Exercise
Please write out every record exactly, but keep any images out of it.
══════════════════════════════
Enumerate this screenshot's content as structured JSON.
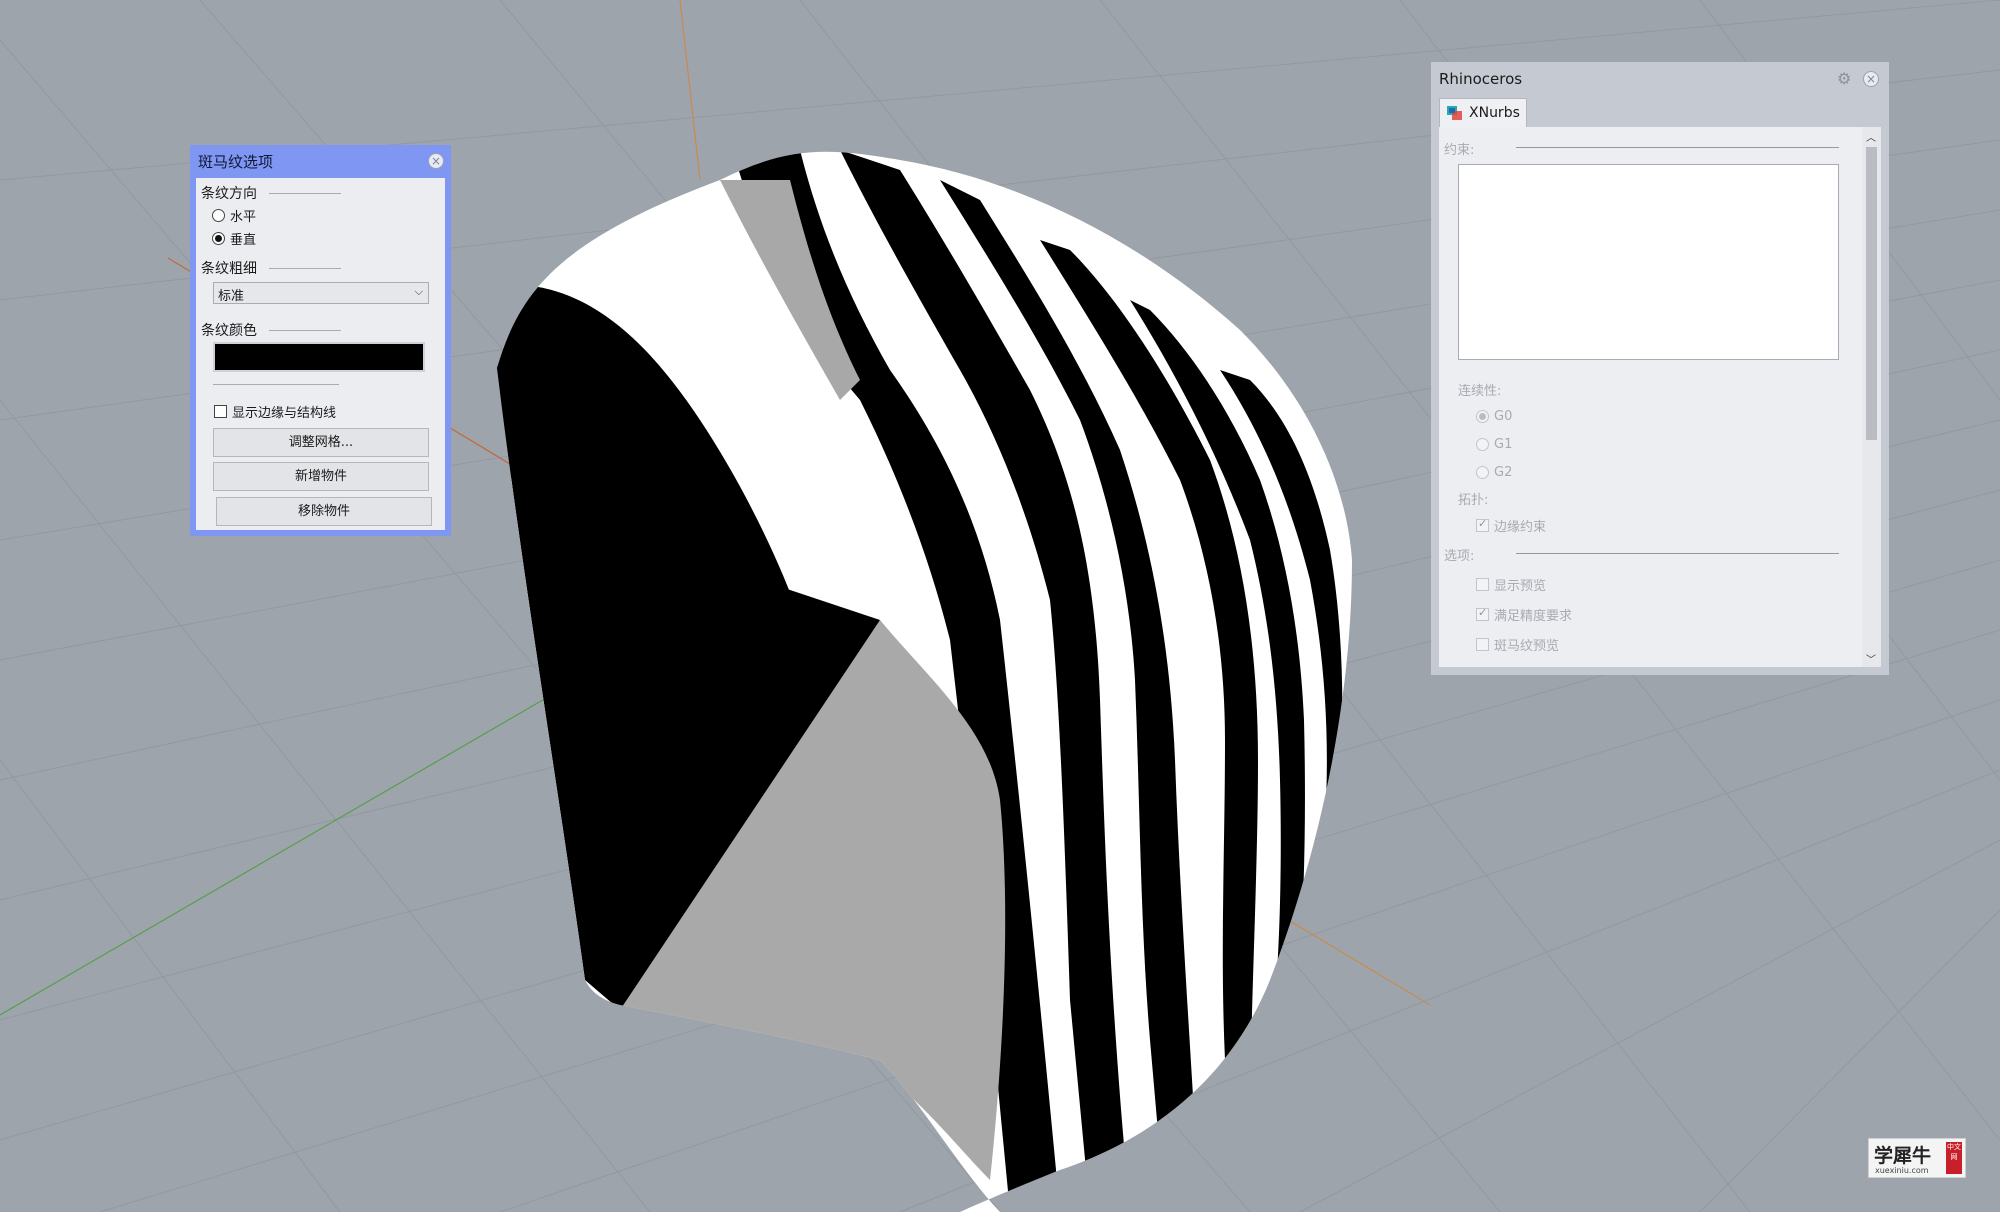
{
  "zebra_dialog": {
    "title": "斑马纹选项",
    "direction_label": "条纹方向",
    "direction_options": [
      "水平",
      "垂直"
    ],
    "direction_selected": "垂直",
    "thickness_label": "条纹粗细",
    "thickness_value": "标准",
    "color_label": "条纹颜色",
    "stripe_color": "#000000",
    "show_edges_label": "显示边缘与结构线",
    "show_edges_checked": false,
    "buttons": {
      "adjust_mesh": "调整网格...",
      "add_object": "新增物件",
      "remove_object": "移除物件"
    }
  },
  "xnurbs_panel": {
    "title": "Rhinoceros",
    "tab_label": "XNurbs",
    "constraints_label": "约束:",
    "continuity_label": "连续性:",
    "continuity_options": [
      "G0",
      "G1",
      "G2"
    ],
    "continuity_selected": "G0",
    "topology_label": "拓扑:",
    "edge_constraint_label": "边缘约束",
    "edge_constraint_checked": true,
    "options_label": "选项:",
    "options": [
      {
        "label": "显示预览",
        "checked": false
      },
      {
        "label": "满足精度要求",
        "checked": true
      },
      {
        "label": "斑马纹预览",
        "checked": false
      }
    ]
  },
  "watermark": {
    "main": "学犀牛",
    "sub": "xuexiniu.com",
    "seal": "中文网"
  },
  "colors": {
    "viewport_bg": "#9ea4ab",
    "grid_line": "#8e949b",
    "x_axis": "#c3683f",
    "y_axis": "#55a04c",
    "z_axis": "#c98a52",
    "dialog_frame": "#7f96f2"
  }
}
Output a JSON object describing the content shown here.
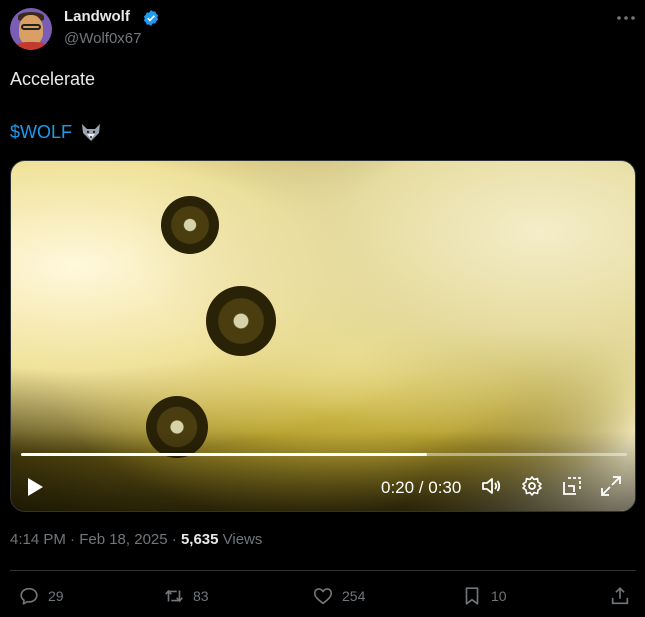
{
  "tweet": {
    "author_name": "Landwolf",
    "author_handle": "@Wolf0x67",
    "verified": true,
    "text_line1": "Accelerate",
    "text_line2": "$WOLF",
    "emoji": "wolf-face-emoji",
    "timestamp": "4:14 PM · Feb 18, 2025 · ",
    "views_count": "5,635",
    "views_label": " Views"
  },
  "video": {
    "current_time": "0:20 / 0:30",
    "progress": 0.67
  },
  "actions": {
    "replies": "29",
    "reposts": "83",
    "likes": "254",
    "bookmarks": "10"
  },
  "colors": {
    "accent": "#1d9bf0",
    "muted": "#71767b",
    "text": "#e7e9ea",
    "background": "#000000"
  }
}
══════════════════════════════
Written solution
Enumerate this screenshot's content as structured JSON.
{
  "zebra_dialog": {
    "title": "斑马纹选项",
    "direction_label": "条纹方向",
    "direction_options": [
      "水平",
      "垂直"
    ],
    "direction_selected": "垂直",
    "thickness_label": "条纹粗细",
    "thickness_value": "标准",
    "color_label": "条纹颜色",
    "stripe_color": "#000000",
    "show_edges_label": "显示边缘与结构线",
    "show_edges_checked": false,
    "buttons": {
      "adjust_mesh": "调整网格...",
      "add_object": "新增物件",
      "remove_object": "移除物件"
    }
  },
  "xnurbs_panel": {
    "title": "Rhinoceros",
    "tab_label": "XNurbs",
    "constraints_label": "约束:",
    "continuity_label": "连续性:",
    "continuity_options": [
      "G0",
      "G1",
      "G2"
    ],
    "continuity_selected": "G0",
    "topology_label": "拓扑:",
    "edge_constraint_label": "边缘约束",
    "edge_constraint_checked": true,
    "options_label": "选项:",
    "options": [
      {
        "label": "显示预览",
        "checked": false
      },
      {
        "label": "满足精度要求",
        "checked": true
      },
      {
        "label": "斑马纹预览",
        "checked": false
      }
    ]
  },
  "watermark": {
    "main": "学犀牛",
    "sub": "xuexiniu.com",
    "seal": "中文网"
  },
  "colors": {
    "viewport_bg": "#9ea4ab",
    "grid_line": "#8e949b",
    "x_axis": "#c3683f",
    "y_axis": "#55a04c",
    "z_axis": "#c98a52",
    "dialog_frame": "#7f96f2"
  }
}
Output a JSON object describing the content shown here.
{
  "tweet": {
    "author_name": "Landwolf",
    "author_handle": "@Wolf0x67",
    "verified": true,
    "text_line1": "Accelerate",
    "text_line2": "$WOLF",
    "emoji": "wolf-face-emoji",
    "timestamp": "4:14 PM · Feb 18, 2025 · ",
    "views_count": "5,635",
    "views_label": " Views"
  },
  "video": {
    "current_time": "0:20 / 0:30",
    "progress": 0.67
  },
  "actions": {
    "replies": "29",
    "reposts": "83",
    "likes": "254",
    "bookmarks": "10"
  },
  "colors": {
    "accent": "#1d9bf0",
    "muted": "#71767b",
    "text": "#e7e9ea",
    "background": "#000000"
  }
}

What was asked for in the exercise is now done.